"When the [Special Victims Division] does investigate rapes, they do it poorly," Rebecca Kavanagh, a public defender who also works for the nonprofit criminal justice publication The Appeal, told Gothamist. "They prioritize stranger rapes over rapes where the parties know each other. They close rape cases sometimes when the person is still in the hospital immediately after being raped. When the complainant has decided not to cooperate because their experience with their investigators has been so traumatic, they close cases citing an uncooperative complainant."
This is horrific and we should all be appalled. Please watch @CarlHeastie @AndreaSCousins @NYGovCuomo @NYCMayor NYPD Undercounting Rape by 38% Compared to FBI Statistics @SlatteryNYDN https://t.co/b21MnuNOkW
— Aravella Simotas (@AravellaSimotas) May 30, 2019
Further stretching the small sex-crimes unit is the recent increase in reported rapes. While nearly every type of violent crime decreased last year, reported rapes spiked by more than 20 percent in 2018—an uptick that Mayor Bill de Blasio attributed to a cultural shift leading more victims of sexual violence to come forward.
While it's difficult to say for sure what's driving the jump in reports, it stands to reason that the NYPD's undercounting of rape data means that the increase is even larger than previously known. As Kavanagh sees it, the simplest solution—in addition to publicly sharing the accurate data—would be to shift officers away from broken windows policing, and reinvest those resources in investigating rape cases.
"The cost of prosecuting low level offenses is sex crimes that go un-investigated and remain unsolved and a department that is incentivized to lie about its clearance rates for rape," she said.
Gothamist's inquiries to both the NYPD and the Mayor's Office were not returned.
Listen to an interview with the Newsy reporter here:
UPDATE: Following publication of this story, NYPD spokesperson Devora Kaye provided Gothamist with a statement, which reads in part: "The NYPD takes all complaints of any sexual assault extremely seriously and urges anyone who has been a victim to file a complaint so we can conduct a comprehensive investigation, and offer support and services to survivors."
While the department has not followed a state memo directing them to use the expanded definition of rape in public reports, Kaye said that the NYPD's disclosures were within the New York State penal code.
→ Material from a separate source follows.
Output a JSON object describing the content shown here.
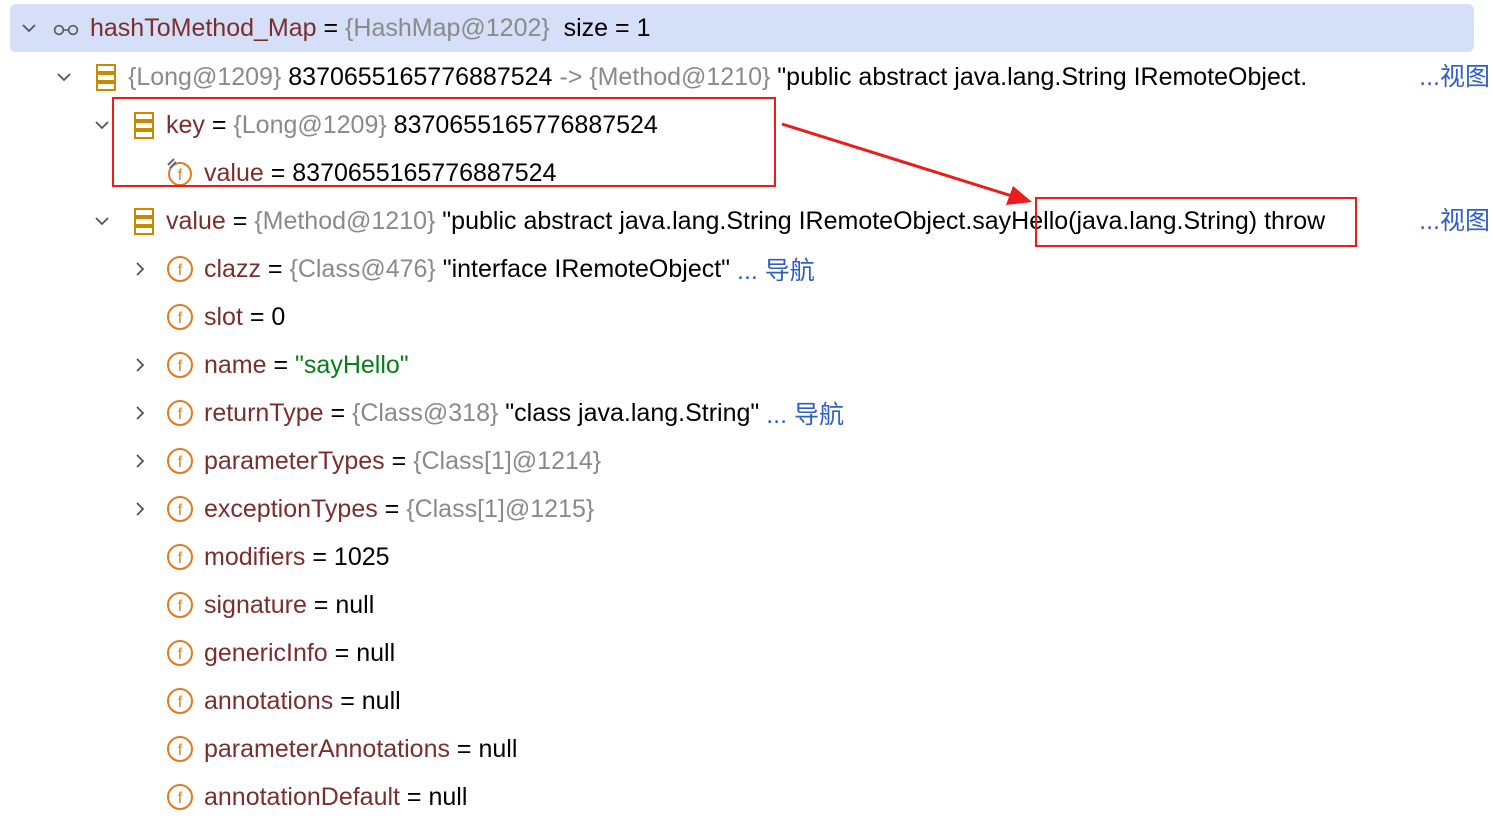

"The Department constantly reassess our existing procedures and in line with that, we are in the process of reviewing our existent protocols," the spokesperson added.